Encouraging children to write a story of their very own can give them an enormous confidence boost, as well as help them consolidate their literacy learning by putting their phonics, grammar and reading skills into practice.
Creative writing not only allows kids to express their feelings, it helps them clarify their own ideas and beliefs, and discover what they know or think about a topic.
Here are some tips to help you foster your child’s creative writing skills:
Get children to use their senses
Ask children to write a piece as if their audience were a visitor from another planet. Get them to use their senses – taste, touch, smell and sight – to describe their setting to a person who would have no concept of what Earth is like.
Encourage them to glean ideas from the world around them
Many children struggle to get off the starting block when it comes to creative ideas. Children may want to use one of their favourite toys or a memory of an event to form the basis of a story.
Taking children on an ideas hunt, where they walk around their local area and make notes of anything they find of interest, will also help them create a bank of creative writing ideas.
Get them write about what they know and love
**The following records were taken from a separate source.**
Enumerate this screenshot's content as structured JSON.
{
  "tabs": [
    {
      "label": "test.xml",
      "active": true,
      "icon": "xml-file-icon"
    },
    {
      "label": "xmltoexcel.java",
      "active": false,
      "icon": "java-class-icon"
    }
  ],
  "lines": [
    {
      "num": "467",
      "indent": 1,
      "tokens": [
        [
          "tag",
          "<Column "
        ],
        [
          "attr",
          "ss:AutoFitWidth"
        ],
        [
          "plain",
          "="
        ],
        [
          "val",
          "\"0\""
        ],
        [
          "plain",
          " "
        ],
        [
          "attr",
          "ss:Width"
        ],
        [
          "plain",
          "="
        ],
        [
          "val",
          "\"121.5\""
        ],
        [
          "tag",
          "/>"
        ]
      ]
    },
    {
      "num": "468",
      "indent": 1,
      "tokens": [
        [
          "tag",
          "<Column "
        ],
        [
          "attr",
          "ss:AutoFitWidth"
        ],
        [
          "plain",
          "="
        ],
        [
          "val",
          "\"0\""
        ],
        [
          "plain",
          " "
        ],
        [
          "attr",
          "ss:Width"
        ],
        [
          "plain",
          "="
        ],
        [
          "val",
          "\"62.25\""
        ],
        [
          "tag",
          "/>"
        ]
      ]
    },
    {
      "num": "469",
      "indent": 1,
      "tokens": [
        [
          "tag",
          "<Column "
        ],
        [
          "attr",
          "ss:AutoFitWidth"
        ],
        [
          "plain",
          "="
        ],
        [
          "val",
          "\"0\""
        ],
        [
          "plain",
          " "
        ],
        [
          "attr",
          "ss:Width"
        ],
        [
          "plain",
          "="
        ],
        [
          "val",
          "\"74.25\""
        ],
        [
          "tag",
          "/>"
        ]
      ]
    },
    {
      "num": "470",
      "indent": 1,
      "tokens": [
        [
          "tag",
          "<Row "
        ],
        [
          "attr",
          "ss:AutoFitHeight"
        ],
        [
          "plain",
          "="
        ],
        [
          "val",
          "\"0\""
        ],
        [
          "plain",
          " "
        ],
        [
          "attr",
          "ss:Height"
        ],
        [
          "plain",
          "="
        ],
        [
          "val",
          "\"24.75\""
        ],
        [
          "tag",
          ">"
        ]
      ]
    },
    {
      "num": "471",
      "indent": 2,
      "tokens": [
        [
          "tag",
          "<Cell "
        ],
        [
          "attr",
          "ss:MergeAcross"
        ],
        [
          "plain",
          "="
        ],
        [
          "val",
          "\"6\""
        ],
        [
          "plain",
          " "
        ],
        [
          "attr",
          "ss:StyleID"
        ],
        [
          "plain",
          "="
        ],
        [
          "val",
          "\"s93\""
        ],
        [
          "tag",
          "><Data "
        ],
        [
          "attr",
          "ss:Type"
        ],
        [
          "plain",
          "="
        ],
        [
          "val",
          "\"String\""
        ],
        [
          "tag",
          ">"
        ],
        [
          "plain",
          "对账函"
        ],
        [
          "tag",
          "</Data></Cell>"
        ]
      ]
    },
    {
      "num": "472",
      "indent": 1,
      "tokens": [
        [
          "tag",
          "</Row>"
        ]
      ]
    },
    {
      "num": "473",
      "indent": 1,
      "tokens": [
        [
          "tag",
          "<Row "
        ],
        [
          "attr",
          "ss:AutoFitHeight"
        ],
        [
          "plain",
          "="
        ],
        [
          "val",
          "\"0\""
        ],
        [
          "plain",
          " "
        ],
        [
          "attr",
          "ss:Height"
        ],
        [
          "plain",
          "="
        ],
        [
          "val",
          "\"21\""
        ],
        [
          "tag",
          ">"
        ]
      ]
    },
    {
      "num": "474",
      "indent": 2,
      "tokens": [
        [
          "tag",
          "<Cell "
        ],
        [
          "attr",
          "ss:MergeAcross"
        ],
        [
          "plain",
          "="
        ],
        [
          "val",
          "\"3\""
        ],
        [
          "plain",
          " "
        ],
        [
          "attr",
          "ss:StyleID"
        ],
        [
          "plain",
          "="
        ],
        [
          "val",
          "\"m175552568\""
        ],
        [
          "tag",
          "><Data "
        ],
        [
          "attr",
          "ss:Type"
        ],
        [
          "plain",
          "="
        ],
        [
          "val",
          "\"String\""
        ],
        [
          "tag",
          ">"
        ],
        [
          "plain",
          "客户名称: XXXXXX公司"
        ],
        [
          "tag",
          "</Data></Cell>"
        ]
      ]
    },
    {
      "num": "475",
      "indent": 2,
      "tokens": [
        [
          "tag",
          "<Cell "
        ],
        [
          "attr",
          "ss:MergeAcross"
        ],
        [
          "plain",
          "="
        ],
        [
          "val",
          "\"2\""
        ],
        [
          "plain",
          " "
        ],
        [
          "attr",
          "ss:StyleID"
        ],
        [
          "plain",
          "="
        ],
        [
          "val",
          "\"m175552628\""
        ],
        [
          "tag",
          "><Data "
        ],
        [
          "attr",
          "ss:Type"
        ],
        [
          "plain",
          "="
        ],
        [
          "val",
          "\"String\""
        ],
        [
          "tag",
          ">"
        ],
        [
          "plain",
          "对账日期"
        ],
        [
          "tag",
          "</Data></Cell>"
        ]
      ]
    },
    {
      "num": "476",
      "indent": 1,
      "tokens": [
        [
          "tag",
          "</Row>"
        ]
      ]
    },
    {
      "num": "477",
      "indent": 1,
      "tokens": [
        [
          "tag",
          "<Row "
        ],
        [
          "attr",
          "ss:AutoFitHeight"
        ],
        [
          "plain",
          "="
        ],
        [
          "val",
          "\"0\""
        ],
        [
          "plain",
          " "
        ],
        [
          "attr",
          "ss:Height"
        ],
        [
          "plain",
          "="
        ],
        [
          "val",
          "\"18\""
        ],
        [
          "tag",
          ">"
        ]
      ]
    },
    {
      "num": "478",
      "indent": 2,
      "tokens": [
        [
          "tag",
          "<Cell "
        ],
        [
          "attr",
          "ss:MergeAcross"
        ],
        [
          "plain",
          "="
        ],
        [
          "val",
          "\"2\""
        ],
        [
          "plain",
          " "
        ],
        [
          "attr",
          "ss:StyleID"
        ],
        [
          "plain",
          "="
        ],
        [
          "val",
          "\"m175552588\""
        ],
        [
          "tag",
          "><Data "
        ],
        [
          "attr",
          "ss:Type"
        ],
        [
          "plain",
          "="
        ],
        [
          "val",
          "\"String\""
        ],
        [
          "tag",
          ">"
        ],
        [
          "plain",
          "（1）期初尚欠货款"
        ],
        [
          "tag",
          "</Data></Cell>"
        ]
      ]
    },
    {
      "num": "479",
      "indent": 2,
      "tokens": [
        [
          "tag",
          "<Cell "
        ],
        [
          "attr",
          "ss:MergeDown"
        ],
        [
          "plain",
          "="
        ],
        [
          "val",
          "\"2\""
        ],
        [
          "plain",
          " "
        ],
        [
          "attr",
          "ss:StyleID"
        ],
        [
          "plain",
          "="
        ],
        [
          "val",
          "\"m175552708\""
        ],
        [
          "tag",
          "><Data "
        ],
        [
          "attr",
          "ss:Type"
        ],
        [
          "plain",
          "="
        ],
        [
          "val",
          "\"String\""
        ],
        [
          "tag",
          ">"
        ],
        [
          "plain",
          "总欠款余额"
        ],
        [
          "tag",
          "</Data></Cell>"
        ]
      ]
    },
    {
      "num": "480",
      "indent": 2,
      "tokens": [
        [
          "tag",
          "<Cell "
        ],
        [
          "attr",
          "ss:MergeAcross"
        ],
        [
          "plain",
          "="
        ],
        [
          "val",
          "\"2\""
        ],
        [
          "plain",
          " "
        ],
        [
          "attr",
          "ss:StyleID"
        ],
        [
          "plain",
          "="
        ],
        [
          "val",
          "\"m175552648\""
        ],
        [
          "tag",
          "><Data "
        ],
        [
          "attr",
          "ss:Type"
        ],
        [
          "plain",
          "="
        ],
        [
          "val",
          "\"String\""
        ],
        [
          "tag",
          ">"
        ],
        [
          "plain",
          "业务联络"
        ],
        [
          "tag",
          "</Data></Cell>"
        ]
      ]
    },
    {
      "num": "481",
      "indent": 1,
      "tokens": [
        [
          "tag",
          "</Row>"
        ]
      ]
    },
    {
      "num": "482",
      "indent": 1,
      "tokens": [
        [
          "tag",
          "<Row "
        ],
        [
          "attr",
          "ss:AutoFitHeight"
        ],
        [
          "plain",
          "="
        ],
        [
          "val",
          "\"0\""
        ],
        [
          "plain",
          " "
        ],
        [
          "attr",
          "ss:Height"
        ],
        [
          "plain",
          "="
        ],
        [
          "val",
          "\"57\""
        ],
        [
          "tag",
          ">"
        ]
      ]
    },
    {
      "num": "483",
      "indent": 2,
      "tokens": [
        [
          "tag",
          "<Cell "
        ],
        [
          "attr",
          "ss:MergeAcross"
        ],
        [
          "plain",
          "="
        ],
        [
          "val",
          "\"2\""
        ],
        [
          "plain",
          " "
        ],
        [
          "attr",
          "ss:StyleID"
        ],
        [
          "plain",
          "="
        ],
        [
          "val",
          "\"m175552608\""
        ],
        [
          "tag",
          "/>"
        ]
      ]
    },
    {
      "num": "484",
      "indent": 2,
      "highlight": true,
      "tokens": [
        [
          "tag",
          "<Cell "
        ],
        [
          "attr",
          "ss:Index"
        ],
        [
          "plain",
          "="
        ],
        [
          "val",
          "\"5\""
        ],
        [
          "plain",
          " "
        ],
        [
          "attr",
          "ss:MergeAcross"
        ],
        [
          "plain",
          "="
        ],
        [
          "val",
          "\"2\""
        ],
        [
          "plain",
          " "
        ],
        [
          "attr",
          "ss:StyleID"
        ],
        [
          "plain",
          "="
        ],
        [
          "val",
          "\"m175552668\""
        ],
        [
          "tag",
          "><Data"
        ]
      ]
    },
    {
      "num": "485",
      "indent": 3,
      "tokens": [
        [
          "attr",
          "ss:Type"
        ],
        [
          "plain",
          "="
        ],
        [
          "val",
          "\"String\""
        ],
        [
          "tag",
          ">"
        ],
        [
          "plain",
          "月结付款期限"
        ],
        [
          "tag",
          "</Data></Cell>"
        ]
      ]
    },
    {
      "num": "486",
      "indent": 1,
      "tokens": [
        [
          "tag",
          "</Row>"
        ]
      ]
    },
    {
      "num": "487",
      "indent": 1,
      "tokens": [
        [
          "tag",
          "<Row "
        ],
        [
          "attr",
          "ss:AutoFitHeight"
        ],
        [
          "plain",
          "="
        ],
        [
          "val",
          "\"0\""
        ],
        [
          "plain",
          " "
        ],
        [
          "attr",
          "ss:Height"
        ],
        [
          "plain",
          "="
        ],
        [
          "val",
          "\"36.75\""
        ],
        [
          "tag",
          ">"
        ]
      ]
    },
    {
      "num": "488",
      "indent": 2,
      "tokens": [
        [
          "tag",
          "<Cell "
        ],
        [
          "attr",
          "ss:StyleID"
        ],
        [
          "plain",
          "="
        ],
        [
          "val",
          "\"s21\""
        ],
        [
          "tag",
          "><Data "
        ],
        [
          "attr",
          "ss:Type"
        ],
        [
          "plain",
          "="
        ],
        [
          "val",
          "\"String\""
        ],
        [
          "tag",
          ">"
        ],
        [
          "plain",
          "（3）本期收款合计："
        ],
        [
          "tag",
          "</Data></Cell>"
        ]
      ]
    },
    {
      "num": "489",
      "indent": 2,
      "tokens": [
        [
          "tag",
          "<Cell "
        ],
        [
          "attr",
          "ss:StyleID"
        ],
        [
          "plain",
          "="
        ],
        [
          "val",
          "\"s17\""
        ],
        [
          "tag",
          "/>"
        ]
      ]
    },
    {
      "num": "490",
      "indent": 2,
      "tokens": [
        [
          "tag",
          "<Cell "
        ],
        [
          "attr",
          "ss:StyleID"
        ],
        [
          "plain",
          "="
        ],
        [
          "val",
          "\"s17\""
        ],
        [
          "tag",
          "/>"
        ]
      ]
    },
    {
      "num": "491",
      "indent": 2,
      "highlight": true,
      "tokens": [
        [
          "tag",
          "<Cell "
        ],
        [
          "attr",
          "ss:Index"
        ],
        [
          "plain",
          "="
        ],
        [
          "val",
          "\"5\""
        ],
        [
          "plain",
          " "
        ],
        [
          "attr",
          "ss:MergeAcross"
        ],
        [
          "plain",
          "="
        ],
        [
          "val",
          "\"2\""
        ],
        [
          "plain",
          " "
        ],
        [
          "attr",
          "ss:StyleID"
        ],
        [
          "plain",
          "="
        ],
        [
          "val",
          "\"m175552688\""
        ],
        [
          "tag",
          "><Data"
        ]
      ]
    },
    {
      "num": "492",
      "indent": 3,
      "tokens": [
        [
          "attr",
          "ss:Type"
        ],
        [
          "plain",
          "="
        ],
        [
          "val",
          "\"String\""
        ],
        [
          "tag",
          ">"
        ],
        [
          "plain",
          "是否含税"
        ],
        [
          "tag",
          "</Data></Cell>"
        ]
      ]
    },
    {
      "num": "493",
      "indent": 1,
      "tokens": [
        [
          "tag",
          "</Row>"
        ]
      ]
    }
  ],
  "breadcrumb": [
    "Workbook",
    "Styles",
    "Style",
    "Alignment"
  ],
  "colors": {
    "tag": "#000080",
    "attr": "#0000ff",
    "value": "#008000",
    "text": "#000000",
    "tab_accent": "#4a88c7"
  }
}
If your child is a fan of horses, movies, BMX bikes, or any other hobby, get them to include this interest in their stories. You may want to organise a visit to the cinema and then get him or her to write an account of the day’s events before turning it into a story.
Use drama to bring their ideas to life
As children act out a character in role, they generally add details, such as tone of voice and extended dialogue that they wouldn’t have otherwise included in a simple writing exercise. Children can also make character masks and take turns ‘hot seating’ (asking a character questions in role).
Encourage children to read from a wide variety of genres
Children who read a wide variety of genres from science fiction to comedy will have plenty of creative ideas to ‘magpie’ from.